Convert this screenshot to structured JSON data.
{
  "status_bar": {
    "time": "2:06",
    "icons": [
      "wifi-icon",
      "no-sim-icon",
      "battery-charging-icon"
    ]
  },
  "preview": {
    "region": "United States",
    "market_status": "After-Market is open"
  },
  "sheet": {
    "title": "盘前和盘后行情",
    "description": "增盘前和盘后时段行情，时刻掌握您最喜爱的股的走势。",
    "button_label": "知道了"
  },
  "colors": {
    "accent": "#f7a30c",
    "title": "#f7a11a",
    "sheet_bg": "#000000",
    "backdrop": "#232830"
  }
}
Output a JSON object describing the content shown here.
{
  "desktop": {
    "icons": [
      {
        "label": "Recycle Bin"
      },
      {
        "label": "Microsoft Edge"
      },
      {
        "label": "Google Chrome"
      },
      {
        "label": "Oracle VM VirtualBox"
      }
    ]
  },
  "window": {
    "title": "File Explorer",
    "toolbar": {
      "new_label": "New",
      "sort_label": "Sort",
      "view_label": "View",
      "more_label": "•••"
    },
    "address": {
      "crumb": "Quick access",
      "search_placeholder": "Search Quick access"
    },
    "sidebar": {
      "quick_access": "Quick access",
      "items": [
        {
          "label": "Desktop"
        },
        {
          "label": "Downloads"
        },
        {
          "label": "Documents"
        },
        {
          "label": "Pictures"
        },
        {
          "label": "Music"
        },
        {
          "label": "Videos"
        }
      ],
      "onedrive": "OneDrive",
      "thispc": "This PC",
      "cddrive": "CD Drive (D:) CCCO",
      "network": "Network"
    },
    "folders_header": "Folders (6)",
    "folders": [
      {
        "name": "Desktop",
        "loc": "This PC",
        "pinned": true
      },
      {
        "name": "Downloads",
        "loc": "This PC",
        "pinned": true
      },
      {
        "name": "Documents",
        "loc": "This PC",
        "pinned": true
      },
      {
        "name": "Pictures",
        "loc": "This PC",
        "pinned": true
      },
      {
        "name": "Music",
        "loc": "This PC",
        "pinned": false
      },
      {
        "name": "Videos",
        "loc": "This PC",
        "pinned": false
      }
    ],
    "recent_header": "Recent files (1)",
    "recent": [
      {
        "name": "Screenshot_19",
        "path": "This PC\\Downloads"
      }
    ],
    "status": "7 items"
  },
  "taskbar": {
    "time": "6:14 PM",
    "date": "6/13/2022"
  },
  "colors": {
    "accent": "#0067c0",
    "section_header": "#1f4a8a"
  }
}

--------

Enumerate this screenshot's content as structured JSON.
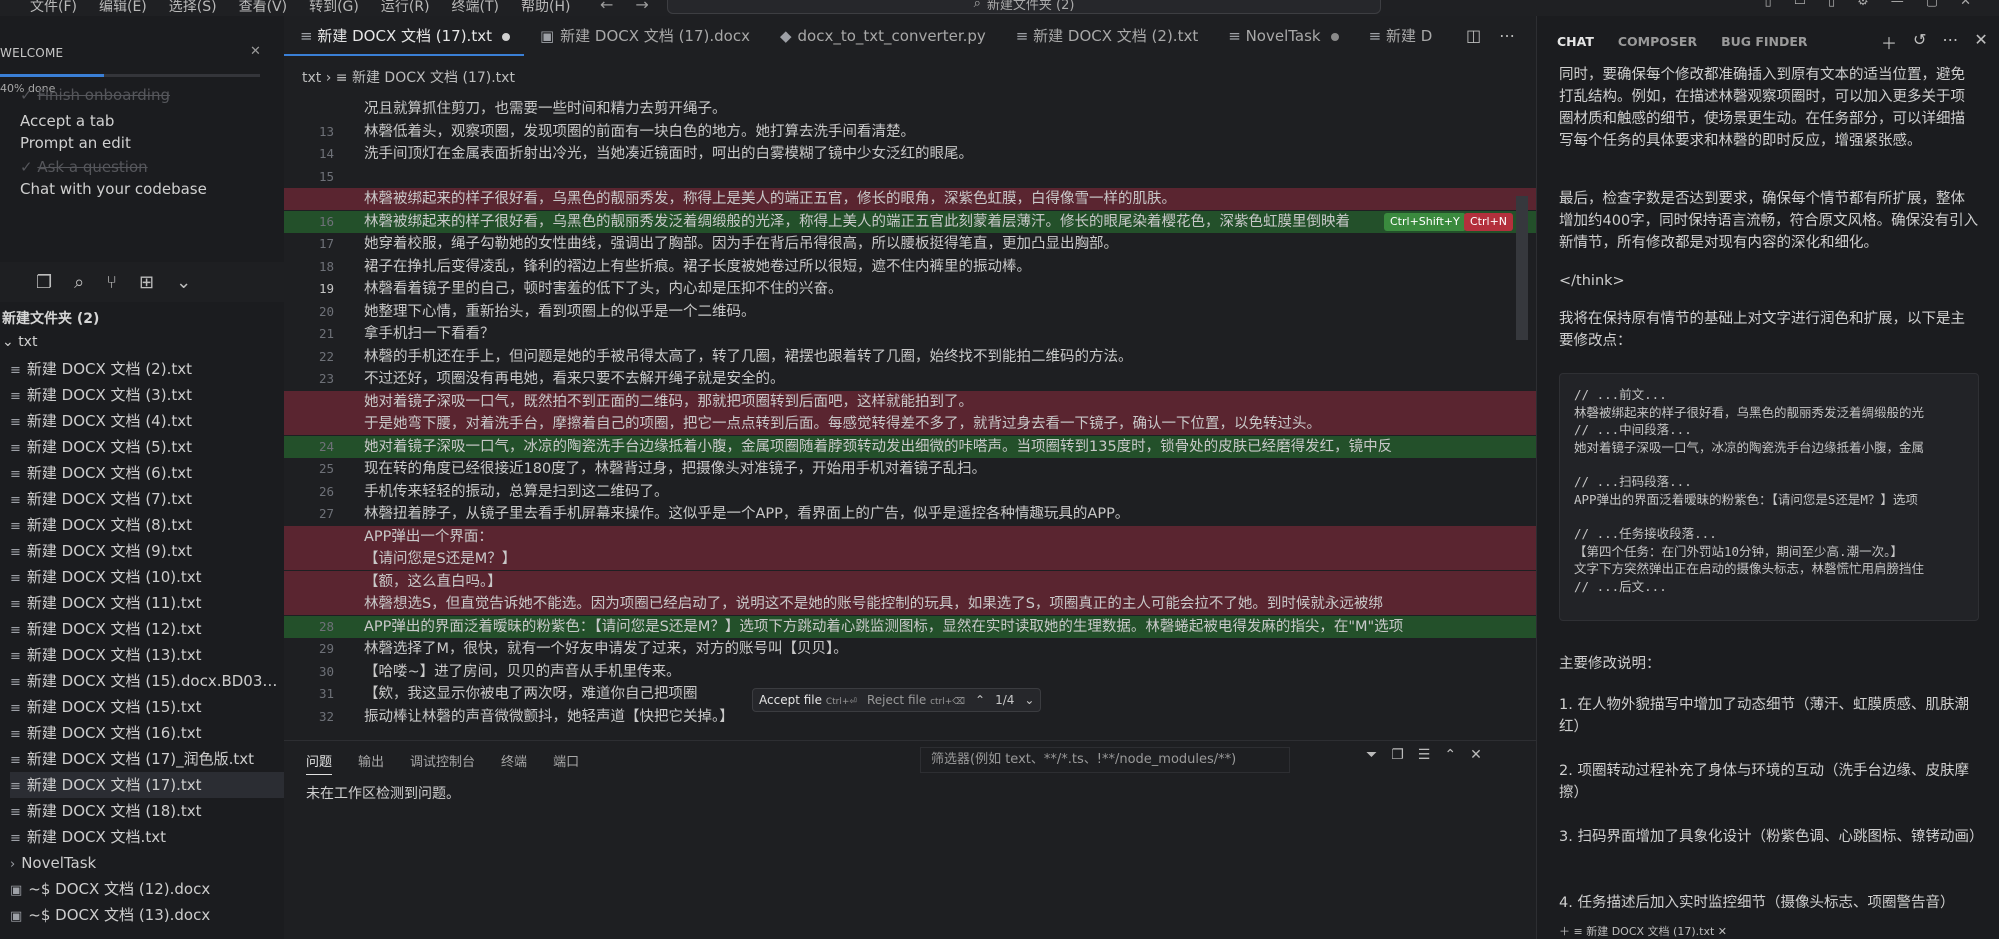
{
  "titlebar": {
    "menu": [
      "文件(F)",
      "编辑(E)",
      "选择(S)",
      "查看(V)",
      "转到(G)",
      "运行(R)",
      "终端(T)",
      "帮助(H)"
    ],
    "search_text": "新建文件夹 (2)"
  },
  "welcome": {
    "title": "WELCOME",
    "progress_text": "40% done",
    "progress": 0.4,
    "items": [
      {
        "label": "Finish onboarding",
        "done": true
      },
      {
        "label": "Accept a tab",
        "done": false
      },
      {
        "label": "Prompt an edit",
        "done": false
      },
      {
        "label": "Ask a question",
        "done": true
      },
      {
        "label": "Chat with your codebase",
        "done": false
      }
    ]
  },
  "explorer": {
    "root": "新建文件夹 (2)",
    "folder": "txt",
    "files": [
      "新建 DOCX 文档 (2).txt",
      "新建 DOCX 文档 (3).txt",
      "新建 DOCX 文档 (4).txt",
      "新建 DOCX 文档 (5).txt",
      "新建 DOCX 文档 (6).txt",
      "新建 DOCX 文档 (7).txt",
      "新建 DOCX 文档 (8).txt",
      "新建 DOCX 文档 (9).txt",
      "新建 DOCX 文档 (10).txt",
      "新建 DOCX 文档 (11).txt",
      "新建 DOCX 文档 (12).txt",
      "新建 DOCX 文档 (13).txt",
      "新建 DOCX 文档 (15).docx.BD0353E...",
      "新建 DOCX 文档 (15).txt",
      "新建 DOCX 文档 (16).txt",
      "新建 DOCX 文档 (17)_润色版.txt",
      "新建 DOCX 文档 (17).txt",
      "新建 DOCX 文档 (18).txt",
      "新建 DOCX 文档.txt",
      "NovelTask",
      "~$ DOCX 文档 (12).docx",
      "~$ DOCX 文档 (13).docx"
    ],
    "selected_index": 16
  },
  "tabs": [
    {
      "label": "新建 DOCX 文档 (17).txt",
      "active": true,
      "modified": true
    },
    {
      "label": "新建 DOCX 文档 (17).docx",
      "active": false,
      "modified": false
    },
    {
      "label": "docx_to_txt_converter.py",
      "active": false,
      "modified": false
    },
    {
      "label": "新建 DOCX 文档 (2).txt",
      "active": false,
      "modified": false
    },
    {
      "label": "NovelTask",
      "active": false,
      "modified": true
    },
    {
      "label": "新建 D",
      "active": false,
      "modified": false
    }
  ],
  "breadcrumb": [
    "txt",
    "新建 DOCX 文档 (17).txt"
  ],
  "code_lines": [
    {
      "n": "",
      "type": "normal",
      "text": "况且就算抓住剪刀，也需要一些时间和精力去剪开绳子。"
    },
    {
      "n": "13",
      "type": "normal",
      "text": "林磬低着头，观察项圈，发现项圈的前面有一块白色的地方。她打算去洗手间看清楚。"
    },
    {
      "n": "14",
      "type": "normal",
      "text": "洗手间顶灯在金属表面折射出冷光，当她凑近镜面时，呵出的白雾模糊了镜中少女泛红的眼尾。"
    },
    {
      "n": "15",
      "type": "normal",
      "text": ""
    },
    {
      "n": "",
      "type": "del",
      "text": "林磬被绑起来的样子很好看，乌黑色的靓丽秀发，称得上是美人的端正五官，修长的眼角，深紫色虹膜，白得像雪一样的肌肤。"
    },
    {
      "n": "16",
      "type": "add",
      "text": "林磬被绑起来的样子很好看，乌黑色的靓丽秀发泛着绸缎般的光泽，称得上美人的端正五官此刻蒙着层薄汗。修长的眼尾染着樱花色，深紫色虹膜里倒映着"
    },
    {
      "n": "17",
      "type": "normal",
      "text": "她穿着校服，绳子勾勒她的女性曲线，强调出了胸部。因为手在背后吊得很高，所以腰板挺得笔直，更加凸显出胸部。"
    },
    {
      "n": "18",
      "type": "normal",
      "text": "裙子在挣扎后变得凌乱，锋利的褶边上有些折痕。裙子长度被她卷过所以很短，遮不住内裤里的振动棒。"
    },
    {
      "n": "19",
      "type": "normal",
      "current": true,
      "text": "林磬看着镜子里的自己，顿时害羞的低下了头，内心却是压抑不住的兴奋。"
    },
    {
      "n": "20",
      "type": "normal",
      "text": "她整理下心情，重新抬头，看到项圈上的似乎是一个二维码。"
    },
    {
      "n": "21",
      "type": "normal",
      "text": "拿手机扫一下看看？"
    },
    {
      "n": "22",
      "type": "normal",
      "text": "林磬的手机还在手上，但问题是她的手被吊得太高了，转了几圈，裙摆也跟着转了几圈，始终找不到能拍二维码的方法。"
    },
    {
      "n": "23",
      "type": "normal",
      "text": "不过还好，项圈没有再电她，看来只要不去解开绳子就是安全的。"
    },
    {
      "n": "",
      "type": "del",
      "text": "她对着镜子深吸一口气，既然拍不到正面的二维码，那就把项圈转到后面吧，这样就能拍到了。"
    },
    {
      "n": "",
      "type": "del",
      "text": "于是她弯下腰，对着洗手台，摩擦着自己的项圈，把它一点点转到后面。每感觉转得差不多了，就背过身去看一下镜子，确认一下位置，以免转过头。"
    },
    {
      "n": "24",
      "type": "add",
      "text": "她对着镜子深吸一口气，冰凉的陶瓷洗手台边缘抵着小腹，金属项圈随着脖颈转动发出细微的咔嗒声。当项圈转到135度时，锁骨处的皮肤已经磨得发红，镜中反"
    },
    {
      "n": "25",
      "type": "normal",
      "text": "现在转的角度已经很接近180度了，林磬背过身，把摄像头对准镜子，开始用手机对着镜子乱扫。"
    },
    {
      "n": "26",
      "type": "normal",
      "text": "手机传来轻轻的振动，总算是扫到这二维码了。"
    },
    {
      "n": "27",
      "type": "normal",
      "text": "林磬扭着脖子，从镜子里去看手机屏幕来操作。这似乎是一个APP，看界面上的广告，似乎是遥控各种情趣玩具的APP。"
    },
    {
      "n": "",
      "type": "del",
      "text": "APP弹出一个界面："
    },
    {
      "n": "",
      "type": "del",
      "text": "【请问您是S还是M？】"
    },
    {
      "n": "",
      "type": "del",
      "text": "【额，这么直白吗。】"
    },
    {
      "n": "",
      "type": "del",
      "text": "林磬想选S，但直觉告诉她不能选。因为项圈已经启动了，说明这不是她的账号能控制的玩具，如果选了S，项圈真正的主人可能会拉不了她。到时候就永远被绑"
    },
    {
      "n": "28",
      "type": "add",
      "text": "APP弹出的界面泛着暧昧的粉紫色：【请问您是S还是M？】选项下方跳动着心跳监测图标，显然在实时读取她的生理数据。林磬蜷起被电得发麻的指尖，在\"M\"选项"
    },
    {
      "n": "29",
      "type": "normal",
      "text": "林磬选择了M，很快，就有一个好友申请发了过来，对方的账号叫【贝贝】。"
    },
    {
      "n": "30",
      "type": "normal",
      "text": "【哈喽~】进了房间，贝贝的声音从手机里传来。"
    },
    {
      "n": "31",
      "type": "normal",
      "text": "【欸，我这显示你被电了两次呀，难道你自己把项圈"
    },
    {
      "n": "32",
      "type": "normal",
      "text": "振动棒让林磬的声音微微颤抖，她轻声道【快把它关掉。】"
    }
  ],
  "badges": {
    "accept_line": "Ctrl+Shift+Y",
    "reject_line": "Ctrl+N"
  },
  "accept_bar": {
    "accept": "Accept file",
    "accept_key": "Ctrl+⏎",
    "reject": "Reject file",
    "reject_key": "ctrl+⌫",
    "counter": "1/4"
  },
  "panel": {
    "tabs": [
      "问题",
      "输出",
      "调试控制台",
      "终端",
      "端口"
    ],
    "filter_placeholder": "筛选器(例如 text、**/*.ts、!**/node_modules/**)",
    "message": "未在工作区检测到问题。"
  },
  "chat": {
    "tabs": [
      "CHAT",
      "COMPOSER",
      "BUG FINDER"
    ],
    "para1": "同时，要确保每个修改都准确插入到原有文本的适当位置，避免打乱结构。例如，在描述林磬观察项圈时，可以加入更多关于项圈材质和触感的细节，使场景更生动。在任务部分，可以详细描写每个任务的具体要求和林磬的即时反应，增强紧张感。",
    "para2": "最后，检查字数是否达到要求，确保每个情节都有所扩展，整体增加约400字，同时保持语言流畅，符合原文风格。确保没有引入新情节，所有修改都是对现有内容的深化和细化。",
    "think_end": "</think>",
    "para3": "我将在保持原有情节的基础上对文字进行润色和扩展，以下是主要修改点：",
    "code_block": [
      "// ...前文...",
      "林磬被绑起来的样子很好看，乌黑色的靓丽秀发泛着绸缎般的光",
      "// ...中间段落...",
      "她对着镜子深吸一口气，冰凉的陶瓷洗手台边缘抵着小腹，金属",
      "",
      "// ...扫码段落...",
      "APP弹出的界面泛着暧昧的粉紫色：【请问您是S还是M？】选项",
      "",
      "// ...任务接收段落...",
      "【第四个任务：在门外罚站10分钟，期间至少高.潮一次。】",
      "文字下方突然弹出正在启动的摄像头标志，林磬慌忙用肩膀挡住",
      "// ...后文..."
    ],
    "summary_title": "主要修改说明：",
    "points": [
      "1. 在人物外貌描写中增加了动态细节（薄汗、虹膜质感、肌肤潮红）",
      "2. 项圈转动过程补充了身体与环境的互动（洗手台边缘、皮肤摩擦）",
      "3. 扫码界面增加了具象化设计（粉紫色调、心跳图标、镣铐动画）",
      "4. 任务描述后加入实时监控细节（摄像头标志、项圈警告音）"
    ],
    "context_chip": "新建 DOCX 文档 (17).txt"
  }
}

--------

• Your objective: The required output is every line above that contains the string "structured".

• Answer to this task:
Convert this screenshot to structured JSON data.
Enumerate this screenshot's content as structured JSON.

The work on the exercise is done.